Exercise directions: Scan the data for "value" and copy each matching line.

(Items from an interface collection)
◆ ◆ ◆ ◆ ◆ ◆ ◆

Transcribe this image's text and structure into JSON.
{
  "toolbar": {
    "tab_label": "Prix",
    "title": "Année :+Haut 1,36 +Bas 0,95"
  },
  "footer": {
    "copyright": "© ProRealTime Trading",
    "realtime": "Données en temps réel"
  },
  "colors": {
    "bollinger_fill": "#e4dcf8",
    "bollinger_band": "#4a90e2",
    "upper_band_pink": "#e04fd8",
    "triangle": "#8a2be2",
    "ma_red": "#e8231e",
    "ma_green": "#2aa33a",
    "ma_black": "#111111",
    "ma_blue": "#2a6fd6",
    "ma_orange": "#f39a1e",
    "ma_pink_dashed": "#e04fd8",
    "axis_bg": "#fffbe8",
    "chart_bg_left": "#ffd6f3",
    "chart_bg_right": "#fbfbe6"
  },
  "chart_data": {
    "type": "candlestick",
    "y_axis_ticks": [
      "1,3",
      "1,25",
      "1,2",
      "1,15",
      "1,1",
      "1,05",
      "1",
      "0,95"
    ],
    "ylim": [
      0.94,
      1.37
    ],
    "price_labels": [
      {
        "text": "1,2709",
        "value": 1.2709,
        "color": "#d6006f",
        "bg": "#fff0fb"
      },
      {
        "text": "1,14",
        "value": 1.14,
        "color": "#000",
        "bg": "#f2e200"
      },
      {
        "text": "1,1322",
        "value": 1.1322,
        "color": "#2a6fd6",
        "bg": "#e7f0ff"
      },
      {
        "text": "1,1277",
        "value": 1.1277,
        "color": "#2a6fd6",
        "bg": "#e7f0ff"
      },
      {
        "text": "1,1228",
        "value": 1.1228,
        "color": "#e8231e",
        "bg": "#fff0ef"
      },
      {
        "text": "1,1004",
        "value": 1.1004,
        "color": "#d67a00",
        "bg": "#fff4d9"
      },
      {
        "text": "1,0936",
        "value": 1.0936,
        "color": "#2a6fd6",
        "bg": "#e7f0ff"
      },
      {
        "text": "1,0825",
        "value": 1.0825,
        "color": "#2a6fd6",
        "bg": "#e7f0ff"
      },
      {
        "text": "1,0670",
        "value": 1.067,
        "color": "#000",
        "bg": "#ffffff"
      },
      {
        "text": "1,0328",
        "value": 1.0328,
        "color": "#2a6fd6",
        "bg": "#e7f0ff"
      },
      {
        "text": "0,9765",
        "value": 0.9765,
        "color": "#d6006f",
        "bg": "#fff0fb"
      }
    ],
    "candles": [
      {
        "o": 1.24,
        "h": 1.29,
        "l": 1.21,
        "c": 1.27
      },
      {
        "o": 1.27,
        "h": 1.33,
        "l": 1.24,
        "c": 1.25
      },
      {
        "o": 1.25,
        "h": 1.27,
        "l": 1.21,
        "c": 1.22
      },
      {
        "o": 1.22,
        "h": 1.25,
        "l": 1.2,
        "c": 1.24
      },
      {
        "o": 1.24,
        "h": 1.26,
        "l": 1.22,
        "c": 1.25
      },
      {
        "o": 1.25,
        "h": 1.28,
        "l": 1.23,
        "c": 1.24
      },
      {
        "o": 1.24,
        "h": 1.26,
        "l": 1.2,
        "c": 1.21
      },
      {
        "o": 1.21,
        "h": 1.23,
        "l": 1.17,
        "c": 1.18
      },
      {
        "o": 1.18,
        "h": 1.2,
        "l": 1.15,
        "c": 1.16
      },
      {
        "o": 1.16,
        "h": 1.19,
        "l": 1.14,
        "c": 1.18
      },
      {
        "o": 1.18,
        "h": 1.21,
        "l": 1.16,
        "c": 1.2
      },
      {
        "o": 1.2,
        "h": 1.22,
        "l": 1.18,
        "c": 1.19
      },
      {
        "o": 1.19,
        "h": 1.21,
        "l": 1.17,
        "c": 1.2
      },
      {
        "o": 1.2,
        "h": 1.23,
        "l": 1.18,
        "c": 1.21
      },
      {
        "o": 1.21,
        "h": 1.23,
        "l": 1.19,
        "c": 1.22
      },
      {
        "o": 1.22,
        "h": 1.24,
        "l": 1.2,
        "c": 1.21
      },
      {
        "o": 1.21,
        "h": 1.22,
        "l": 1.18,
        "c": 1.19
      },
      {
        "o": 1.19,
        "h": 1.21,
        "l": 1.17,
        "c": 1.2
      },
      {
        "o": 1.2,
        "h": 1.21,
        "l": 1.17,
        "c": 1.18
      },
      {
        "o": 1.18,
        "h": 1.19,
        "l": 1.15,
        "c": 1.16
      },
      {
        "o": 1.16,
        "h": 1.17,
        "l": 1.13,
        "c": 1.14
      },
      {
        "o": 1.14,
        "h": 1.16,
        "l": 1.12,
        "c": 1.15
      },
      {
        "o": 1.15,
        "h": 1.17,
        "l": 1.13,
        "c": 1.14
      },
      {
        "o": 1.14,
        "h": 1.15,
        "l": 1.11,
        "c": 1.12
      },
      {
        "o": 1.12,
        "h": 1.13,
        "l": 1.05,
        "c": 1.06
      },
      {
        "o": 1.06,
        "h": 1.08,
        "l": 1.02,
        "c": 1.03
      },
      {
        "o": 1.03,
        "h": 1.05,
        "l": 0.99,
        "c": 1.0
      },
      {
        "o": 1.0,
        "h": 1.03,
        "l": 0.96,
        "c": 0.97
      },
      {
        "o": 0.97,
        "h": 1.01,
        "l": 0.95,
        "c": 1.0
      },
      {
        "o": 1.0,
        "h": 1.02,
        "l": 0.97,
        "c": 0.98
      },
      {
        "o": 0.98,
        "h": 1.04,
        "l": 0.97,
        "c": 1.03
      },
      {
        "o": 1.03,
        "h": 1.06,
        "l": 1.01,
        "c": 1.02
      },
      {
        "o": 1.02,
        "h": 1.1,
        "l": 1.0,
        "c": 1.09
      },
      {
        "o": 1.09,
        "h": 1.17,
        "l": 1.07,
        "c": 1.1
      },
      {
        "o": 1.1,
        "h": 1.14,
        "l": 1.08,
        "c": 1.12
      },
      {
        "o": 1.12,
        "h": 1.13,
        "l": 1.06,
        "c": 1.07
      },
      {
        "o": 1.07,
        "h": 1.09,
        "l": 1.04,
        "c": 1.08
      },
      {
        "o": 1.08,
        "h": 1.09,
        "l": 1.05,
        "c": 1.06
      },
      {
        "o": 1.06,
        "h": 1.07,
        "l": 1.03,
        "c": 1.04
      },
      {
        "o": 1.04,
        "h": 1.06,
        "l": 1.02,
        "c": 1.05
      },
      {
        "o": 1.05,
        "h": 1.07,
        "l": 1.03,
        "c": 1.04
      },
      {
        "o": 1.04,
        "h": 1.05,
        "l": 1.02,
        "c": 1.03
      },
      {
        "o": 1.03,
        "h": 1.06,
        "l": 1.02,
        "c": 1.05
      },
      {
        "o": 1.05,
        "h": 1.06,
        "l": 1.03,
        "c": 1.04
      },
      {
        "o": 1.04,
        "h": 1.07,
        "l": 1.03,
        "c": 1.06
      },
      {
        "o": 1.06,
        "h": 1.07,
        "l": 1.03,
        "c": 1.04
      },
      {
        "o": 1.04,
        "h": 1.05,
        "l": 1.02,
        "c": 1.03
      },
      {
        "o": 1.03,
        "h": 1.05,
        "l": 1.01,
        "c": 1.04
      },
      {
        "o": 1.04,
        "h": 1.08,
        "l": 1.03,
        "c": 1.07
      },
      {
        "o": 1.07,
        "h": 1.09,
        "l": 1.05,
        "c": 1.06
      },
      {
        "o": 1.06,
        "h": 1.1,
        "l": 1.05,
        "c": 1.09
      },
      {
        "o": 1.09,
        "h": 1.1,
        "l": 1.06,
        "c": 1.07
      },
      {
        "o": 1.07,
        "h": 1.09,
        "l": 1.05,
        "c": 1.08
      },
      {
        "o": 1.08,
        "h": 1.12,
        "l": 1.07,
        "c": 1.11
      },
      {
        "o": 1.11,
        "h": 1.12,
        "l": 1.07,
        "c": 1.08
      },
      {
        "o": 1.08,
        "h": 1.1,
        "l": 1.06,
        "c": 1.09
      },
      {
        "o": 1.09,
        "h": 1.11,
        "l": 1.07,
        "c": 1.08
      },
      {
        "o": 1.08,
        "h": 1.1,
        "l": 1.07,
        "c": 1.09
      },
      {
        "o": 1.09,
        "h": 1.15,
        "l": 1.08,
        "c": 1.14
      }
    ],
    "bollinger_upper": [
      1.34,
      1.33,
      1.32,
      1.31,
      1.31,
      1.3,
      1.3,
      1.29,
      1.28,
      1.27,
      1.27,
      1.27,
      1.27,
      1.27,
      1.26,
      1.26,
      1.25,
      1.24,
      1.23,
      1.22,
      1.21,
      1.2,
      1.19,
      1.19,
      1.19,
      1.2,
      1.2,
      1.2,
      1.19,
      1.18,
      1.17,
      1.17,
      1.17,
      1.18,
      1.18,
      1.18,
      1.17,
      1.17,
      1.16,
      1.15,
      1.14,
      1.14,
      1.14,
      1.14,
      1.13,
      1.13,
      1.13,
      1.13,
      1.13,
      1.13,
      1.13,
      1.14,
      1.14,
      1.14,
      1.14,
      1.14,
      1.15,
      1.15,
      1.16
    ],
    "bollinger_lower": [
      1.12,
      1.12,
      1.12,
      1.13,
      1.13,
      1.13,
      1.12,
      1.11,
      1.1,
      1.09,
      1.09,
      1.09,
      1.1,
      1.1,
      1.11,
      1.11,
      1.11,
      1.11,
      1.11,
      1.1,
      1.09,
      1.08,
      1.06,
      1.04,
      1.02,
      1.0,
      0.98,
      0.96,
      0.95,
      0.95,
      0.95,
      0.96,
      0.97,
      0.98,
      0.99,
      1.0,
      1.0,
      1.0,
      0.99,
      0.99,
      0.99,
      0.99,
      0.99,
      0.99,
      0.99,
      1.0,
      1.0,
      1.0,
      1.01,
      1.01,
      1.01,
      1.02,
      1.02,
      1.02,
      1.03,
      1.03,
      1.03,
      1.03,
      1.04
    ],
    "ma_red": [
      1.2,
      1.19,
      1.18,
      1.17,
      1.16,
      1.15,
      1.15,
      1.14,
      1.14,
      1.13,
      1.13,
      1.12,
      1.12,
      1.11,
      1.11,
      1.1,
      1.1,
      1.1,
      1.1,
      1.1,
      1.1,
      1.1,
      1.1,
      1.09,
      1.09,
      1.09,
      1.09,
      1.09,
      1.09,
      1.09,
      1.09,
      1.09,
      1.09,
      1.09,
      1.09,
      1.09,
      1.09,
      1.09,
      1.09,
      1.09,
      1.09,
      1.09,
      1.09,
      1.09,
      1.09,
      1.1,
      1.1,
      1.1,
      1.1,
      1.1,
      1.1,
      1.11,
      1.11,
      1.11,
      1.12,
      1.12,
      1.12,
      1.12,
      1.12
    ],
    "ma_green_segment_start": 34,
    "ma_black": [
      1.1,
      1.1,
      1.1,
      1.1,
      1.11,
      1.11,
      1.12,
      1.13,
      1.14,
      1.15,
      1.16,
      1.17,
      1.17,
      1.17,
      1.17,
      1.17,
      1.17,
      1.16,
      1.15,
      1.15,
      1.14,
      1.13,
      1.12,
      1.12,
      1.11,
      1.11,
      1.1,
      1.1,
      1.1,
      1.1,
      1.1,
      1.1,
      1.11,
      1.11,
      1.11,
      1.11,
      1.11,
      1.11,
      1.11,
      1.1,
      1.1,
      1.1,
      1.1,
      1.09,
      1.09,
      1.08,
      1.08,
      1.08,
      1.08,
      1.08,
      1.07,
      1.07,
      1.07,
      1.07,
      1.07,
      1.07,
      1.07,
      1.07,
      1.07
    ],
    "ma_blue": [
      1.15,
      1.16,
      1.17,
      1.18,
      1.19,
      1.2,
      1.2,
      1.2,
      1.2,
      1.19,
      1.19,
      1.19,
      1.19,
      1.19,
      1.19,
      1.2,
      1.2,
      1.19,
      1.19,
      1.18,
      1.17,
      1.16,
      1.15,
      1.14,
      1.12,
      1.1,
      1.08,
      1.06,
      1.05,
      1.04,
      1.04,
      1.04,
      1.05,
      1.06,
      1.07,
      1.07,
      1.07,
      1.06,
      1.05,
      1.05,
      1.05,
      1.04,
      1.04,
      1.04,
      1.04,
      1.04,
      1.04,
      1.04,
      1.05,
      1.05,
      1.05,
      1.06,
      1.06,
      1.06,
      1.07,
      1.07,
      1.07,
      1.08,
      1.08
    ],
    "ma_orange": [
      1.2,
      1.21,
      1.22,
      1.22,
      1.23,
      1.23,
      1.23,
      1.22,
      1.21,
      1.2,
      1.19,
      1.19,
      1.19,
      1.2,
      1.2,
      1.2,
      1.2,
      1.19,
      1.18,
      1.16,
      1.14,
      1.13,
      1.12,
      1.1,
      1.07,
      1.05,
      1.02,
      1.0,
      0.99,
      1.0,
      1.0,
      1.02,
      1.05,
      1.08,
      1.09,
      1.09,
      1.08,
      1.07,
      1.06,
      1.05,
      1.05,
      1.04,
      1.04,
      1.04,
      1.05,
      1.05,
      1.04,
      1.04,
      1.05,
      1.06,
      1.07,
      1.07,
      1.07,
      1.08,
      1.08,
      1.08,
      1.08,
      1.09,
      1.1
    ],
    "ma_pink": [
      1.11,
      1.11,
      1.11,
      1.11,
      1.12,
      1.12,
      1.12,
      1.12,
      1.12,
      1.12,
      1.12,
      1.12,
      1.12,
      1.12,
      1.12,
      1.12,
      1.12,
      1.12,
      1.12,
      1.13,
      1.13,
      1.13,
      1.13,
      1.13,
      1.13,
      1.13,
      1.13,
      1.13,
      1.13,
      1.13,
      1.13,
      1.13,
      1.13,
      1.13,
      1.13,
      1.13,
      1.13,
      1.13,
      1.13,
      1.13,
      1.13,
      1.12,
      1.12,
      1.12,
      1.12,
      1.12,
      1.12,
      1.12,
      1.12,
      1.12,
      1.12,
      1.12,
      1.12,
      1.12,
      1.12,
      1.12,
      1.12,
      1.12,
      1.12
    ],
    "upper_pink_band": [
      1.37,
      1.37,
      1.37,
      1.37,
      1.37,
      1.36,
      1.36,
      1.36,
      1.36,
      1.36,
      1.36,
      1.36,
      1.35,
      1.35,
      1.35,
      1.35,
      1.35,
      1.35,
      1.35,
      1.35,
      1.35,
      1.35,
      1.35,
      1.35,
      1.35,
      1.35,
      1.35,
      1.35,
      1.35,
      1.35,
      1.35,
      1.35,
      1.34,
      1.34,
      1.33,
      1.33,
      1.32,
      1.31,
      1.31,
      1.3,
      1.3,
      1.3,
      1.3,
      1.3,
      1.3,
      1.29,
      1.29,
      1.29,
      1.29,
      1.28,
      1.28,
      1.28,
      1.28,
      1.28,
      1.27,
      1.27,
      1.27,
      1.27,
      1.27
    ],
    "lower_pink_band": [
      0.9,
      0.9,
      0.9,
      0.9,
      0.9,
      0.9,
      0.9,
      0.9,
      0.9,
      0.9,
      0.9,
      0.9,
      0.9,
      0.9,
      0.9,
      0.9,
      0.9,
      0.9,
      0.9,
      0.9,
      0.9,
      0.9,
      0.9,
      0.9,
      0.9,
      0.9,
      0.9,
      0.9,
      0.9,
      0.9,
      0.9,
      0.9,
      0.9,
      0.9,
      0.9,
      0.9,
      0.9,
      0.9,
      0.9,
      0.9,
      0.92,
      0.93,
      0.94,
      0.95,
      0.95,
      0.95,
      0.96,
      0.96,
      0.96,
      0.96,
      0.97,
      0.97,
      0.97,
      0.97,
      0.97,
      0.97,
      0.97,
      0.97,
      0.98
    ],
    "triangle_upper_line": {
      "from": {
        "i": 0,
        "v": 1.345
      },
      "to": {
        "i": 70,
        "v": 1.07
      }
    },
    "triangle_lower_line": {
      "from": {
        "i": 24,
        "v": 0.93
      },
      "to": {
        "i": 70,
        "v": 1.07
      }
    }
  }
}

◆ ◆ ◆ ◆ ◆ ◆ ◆

Output below:
        "value": 1.2709,
        "value": 1.14,
        "value": 1.1322,
        "value": 1.1277,
        "value": 1.1228,
        "value": 1.1004,
        "value": 1.0936,
        "value": 1.0825,
        "value": 1.067,
        "value": 1.0328,
        "value": 0.9765,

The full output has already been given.